The Portuguese become week when the Dutch challenged them in India in the 17th century. Their colonial rivalry had commended in 1568-69 and it endED IN 1669 in Dutch favour. Shivappa Nayaka of Keladi, ecouraged by the Dutch, fully exploited their week and losing position. He attacked their forts in Kanara and tool tehm one by one. Kundapura fell to him in

August 1652, Ganguli in January 1653, Managlore in August 1653 (Shastry, 1981:59). The Portuguese reoccupied the Barcelo fort in October 1664 according to the promise of Mallappa the minister (Shejwalkar,1943:143). On September 21, 1712 Vasco Fernandes Cesar de Menezes became the 38th Viceroy of Goa. Shortly afterwards he fell out with the king of Kanara, whereupon he proceeded with a small squadron to Barcelo and having dismntled the fortress at the place, he burnt all the village along the river banks, and killed all who attempted to offer any opposition (Danvers, 1894b:376).


The Portuguese and Gangulli

Around the end of sixteenth and early of seventieth century, due to a storm, the entrance to the Barcelor harbour was shifted and the original channel partially silted up, making it impossible, except with extremely high tides, for ships to reach the old landing places. Moreover a new channel appeared the other side at Ganguli (in Portuguese documents it is called Cambolim becasuse of Kambli Native chiefs).Henceforth many Malabarian ships made use of it and the new docking facilities to avoid Portuguese control, as the artillery of the old fort which so long had served to deter them, could no longer reach them. It was for this reason, to regain control of the shipping, that the Viceroy, Dom Miguel de Noronha (1629-1635) decided to execute the plan which had already been approved and recommended by the King and build new fort at Gangulli (Meersman, 1971:252-253). Beside, Venkatappa Nayaka, the powerful king of Keladi, to whom Ganguli belonged, died on November 10, 1629. His successor Virabhadra Nayaka, was attacked by the Adil Shah of Bijapur and other neighbouring kings.
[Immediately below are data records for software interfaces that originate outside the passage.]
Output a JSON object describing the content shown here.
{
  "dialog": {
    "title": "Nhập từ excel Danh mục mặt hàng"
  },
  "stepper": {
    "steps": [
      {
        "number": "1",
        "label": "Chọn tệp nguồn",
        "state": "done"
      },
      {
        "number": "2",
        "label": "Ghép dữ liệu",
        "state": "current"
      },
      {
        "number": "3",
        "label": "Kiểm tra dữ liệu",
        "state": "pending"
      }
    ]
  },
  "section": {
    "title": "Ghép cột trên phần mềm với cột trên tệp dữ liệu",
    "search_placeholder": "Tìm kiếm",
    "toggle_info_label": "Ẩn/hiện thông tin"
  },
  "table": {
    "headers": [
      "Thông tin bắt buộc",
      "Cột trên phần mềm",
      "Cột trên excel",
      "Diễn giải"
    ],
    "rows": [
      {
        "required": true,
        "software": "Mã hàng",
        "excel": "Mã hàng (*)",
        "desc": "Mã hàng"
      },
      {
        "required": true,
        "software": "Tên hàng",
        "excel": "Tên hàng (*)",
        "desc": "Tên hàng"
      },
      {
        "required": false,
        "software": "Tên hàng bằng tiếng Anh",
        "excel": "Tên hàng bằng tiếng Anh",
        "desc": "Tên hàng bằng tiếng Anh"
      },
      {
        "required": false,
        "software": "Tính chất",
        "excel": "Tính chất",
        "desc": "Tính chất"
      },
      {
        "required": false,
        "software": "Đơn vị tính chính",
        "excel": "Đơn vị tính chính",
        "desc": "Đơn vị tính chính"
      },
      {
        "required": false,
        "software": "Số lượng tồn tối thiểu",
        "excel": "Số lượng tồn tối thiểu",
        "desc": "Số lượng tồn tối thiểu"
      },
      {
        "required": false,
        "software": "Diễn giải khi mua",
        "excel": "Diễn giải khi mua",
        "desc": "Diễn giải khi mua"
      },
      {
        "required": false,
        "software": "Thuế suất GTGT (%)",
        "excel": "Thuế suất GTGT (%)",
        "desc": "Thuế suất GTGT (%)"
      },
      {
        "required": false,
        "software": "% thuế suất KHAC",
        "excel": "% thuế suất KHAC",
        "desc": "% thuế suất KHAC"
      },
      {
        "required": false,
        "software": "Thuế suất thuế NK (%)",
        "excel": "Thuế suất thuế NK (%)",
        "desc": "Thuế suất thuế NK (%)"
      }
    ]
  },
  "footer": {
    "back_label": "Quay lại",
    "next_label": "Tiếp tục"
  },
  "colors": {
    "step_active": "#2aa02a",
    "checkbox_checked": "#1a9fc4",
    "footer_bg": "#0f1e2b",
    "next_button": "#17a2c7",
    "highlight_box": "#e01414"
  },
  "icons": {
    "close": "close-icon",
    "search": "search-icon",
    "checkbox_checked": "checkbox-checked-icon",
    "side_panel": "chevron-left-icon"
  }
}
What is more , feudatory of Keladi raised the banner of revolt everywhere and a relative of Virabhadra claimed the throne of Keladi, thus launching upon a civil war (Shastry, 1982:55). The Portughuese fully exploited the situation to conquer Ganguli. The local Chettis (Shetty, merchant caste) approved the plan under condition that the Portuguese would defend them against Virabhadra Nayaka. Early 1630 Portuguese took possession of Ganguli and began to erect fort. When Virabhadra heard this he moved Gangulli but when he realized how little he gained, he relented and allowed the Portuguese to complete the construction of the fort and factory (Meersman 1971:253). The fort was completed in 1633 (Shastry, 1981:56). It was built along the coast, outside present Ganguli village. At present this fort is known as Tippu gudde (Tippu's hillrock). By conquering Gangulli the Portuguese expected to benefit by 20,000 bags of exportable rice from Canara (Shastry, 1891:207).

Shivaji and Barcelor:

On the land Shivaji was a robber; one the sea and sea cost he was a pirate (Douglas, 1893a:113). He raided Barcelor on 13th or 15th of 1655 (Shejwalkar, 1943:142). He came with his 85 frigates and 3 gret ships (masted vessels). Shivaji reached Barcelor early in the morining and began his attack before the population knew what had happened. The raid was well planned and calculated. There is no mention of any hindrance from anybody. It is not known the value of the booty which Shivaji took. According to Sabha'sad Bakhar the booty was beyond count, the whole booty was of value of two crore Hons (eight crore rupees). The amount of two crore Hons is a fross exaggeration. The Dutch estimate of three hundred thousand guilders seems to correpond very nearly to the value of the booty (Pagadi, 1974:135). When Shivaji raided Barcelor Bhadrappanayaka of Keladi must be the ruler. One thing is certain that Shivaji never led any expeditions unless he was sure of collecting good booty I a short time without loss. He sent the main part of his fleet back to his dominions and broke his journey at Gokarna with only 12 frigates and 4000 foot soldiers. At Gokarna he performed the worship.